Last year, the nation prepared for an initial three weeks of isolation. We all prepared not to see friends or family, whilst fights emerged over toilet rolls in our local supermarkets.
After a rough and difficult year for many from the prolonged isolation period, there is finally a slowly emerging light at the end of the tunnel. As welcoming as this light may be, the effect of a year in solitude seems to hang over our heads, and may well linger long into the future.
Whilst Covid-19 has impacted every aspect of our lives and affected every person in the UK, it has uniquely stung the grieving. Losing a loved one is difficult enough in itself, but this pandemic has taken away one of only a few things that can provide some much-needed comfort: friends and family.
When my grandad passed away in December last year, I was shocked.
Despite being in his nineties, my dad’s father had always been incredibly resilient and, other than his forgetfulness, he was fairly healthy and active. He had broken his wrist and had to spend time in the hospital, during which he contracted Covid-19.
At first, he seemed to be dealing with the virus quite well. A few days passed and he deteriorated, becoming more unwell, then he suddenly passed. The speed with which he deteriorated had left us unprepared to deal with the grief that was coming, and the unbearable sadness and frustration that he should not have died because of a broken wrist.
The real pain, however, was standing at his funeral with only a dozen other people in a church which should have been full. My uncle lives in America, so could not travel to his own father’s funeral. He instead joined a live stream at what would have been 3 a.m. to watch via zoom. I grieved for my grandad, but I also grieved for those who were absent for reasons beyond their control.
I never expected that just a few weeks later I would go through a similar grief, this time with my mum’s dad. Having lived with us for the past eight years, he had become a huge part of our everyday routines, even more so as we spent more time at home during the pandemic. He had been very ill for a while, but we never expected to lose him so soon after my other grandfather.

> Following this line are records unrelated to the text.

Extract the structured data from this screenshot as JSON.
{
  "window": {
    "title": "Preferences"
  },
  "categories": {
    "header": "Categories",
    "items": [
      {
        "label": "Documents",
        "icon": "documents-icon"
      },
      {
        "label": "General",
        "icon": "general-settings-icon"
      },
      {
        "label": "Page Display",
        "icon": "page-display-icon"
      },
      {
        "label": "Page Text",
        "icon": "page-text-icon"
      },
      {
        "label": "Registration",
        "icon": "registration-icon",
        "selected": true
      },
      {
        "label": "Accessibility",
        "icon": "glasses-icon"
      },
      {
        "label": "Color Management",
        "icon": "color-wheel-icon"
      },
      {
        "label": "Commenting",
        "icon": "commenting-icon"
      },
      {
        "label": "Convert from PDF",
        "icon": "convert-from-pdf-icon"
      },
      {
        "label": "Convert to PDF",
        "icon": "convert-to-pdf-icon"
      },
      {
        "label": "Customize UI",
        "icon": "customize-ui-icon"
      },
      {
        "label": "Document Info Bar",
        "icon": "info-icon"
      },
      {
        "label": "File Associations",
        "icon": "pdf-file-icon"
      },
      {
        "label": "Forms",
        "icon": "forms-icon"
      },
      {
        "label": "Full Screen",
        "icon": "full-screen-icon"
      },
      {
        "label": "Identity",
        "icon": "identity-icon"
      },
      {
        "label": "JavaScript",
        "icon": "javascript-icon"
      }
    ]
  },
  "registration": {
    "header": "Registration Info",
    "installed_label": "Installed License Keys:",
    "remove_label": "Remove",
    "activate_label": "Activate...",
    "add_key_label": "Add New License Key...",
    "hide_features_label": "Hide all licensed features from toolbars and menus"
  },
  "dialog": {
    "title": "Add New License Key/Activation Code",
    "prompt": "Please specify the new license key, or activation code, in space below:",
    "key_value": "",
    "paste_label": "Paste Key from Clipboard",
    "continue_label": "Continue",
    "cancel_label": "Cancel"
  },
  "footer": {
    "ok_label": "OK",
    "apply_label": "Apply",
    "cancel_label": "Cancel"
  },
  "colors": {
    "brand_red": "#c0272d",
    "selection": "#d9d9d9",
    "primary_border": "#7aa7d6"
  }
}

Once again, I found myself walking into a church picturing those who would have been there if they had any choice in the matter. I watched my cousin sit at a social distance and mourn alone, with no one from the same household to give her the hug I knew she needed. At both of these funerals, I was plagued by a sense of injustice.
It didn’t seem fair that the lives of two brilliant men were only permitted with such limited celebrations. It didn’t seem fair that I couldn’t comfort those attending alone. It didn’t seem fair that family were prevented from being present to celebrate the lives of those lost. It didn’t seem fair that the entire process of planning a funeral was plagued by social distancing considerations. It didn’t seem fair that our time to grieve was overshadowed by the events of the wider world.
Whilst my heart hurt with loss, it also hurt for those who had lost the opportunity to properly mourn that loss, and my grandfathers who both deserved so much more.
However, as 21 June looms closer every day, we can look forward to the physical contact and quality time with family and friends. We look forward to the times that we’ve missed for so long and that we so rightly deserve. We can start planning a proper memorial for those we have lost, and we can start moving forward with a newfound appreciation for family and friends.